The problem is many occupational illnesses may take decades to fully manifest, making timely diagnoses difficult. Often, workers become aware of their illnesses long after the fact. They must then navigate complex systems to get the support they need — often wasting rehabilitation time substantiating work exposure from the past as the cause of illness. Some workers wait years to get benefits through the WSIB. They are forced to rely on the health care system and other sources of taxpayer-funded financial support when they should be compensated through the workers’ compensation system from the get-go.
The board has not invested enough resources to stop the practice of claim suppression. Often, employers use intimidation to actively dissuade workers from making WSIB claims. For instance, an employer might outright threaten someone’s job if they file a claim with the WSIB or will pressure a worker into telling the hospital that their injury happened at home, not at work. Employers will also convince workers to use their sick time without informing them of their rights under workers’ compensation laws. Fewer audits into claim suppression can mean that employers aren’t being punished for using such tactics.
While claim suppression is a difficult thing to quantify, it has been acknowledged as a real problem in reviews of the WSIB. The need for better auditing by the board is a pressing concern. Without a serious look under the hood, so to speak, the problem won’t be properly addressed. The result is that many workplace injuries go unreported — and uncompensated. The WSIB must direct additional resources to investigating and responding to claims of suppression. Otherwise, employers will continue to have financial incentives to suppress worker claims.
Experience ratings in part determine the WSIB’s calculations as to what premiums an employer must pay. In essence, an employer’s premium rate is based on its workers’ compensation claim costs. If an employer has fewer WSIB claims, they have lower claim costs. Lower claim costs mean lower premiums.

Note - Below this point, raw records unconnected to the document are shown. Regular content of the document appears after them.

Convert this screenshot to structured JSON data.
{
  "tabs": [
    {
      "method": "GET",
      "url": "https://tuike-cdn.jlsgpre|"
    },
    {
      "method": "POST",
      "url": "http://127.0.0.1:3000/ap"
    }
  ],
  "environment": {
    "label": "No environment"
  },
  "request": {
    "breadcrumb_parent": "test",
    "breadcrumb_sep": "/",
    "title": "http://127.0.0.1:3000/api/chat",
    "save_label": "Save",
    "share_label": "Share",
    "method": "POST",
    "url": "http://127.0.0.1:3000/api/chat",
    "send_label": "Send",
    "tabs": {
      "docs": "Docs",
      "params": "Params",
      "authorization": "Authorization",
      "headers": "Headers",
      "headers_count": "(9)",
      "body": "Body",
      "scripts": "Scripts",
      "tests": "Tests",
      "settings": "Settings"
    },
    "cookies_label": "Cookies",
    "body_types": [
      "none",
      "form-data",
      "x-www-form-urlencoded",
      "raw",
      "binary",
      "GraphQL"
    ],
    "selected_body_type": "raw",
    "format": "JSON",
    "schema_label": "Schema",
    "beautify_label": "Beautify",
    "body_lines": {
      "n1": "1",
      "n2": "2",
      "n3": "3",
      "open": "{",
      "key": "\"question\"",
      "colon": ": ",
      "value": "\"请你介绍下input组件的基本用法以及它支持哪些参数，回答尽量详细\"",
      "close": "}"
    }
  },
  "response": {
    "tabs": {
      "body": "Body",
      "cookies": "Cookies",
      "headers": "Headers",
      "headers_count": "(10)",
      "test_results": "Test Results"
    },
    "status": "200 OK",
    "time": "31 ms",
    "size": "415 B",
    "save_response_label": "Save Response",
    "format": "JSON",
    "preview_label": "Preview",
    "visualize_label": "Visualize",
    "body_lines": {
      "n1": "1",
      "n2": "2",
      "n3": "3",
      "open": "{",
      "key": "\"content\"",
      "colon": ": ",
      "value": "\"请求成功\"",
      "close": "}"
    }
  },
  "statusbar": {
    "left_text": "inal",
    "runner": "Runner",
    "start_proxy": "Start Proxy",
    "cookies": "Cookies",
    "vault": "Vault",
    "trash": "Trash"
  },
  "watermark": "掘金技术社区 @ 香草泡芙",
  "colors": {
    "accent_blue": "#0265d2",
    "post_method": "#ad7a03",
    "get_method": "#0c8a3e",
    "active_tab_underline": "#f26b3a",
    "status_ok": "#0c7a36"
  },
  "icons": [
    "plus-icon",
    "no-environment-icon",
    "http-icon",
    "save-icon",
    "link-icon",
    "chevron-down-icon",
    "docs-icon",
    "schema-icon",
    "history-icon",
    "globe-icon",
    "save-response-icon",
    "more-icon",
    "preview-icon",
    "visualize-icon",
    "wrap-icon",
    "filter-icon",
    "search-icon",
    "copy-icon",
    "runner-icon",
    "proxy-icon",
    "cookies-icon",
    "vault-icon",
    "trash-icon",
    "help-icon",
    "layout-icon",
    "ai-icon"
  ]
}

To truly promote healthier and safer workplaces, the WSIB should scrap experience ratings as a way of calculating premiums — the use of such ratings increases claim suppression.
Workers’ compensation, which was the first piece of Canada’s social safety net, is an essential income support for workers across the country. Workers have increasingly borne the brunt of policies and cuts that reduce their access to important benefits and supports — employers, meanwhile, have been the recipients of significant financial breaks.

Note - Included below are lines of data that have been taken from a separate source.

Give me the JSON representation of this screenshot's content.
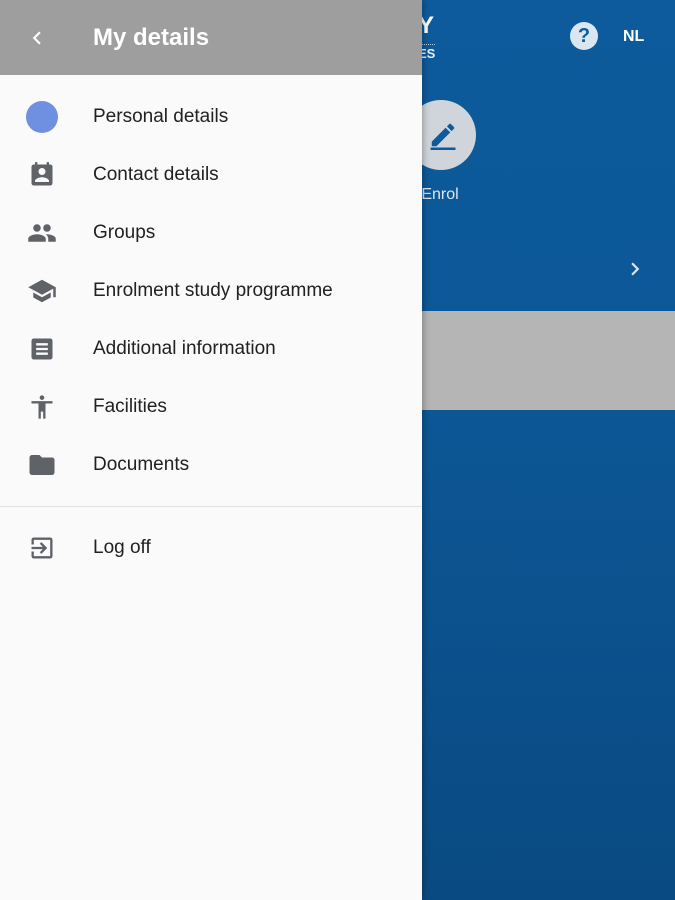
{
  "background": {
    "logo_top": "Y",
    "logo_bottom": "ES",
    "help_icon": "help-circle-icon",
    "help_symbol": "?",
    "language": "NL",
    "enrol_label": "Enrol",
    "colors": {
      "primary_blue": "#0d5b9c",
      "band_grey": "#b5b5b5"
    }
  },
  "drawer": {
    "title": "My details",
    "back_icon": "chevron-left-icon",
    "items": [
      {
        "label": "Personal details",
        "icon": "avatar-dot-icon"
      },
      {
        "label": "Contact details",
        "icon": "contact-card-icon"
      },
      {
        "label": "Groups",
        "icon": "people-icon"
      },
      {
        "label": "Enrolment study programme",
        "icon": "graduation-cap-icon"
      },
      {
        "label": "Additional information",
        "icon": "notes-icon"
      },
      {
        "label": "Facilities",
        "icon": "accessibility-icon"
      },
      {
        "label": "Documents",
        "icon": "folder-icon"
      }
    ],
    "logoff": {
      "label": "Log off",
      "icon": "exit-icon"
    },
    "colors": {
      "header_bg": "#9e9e9e",
      "avatar": "#6f8fe0",
      "icon": "#5f6368"
    }
  }
}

Bosses should not be dipping their beaks into Ontario’s current surplus. Instead, workers should receive redress for the historical harm WSIB policies have had on their lives — it is workers, after all, who created the surplus in the first place.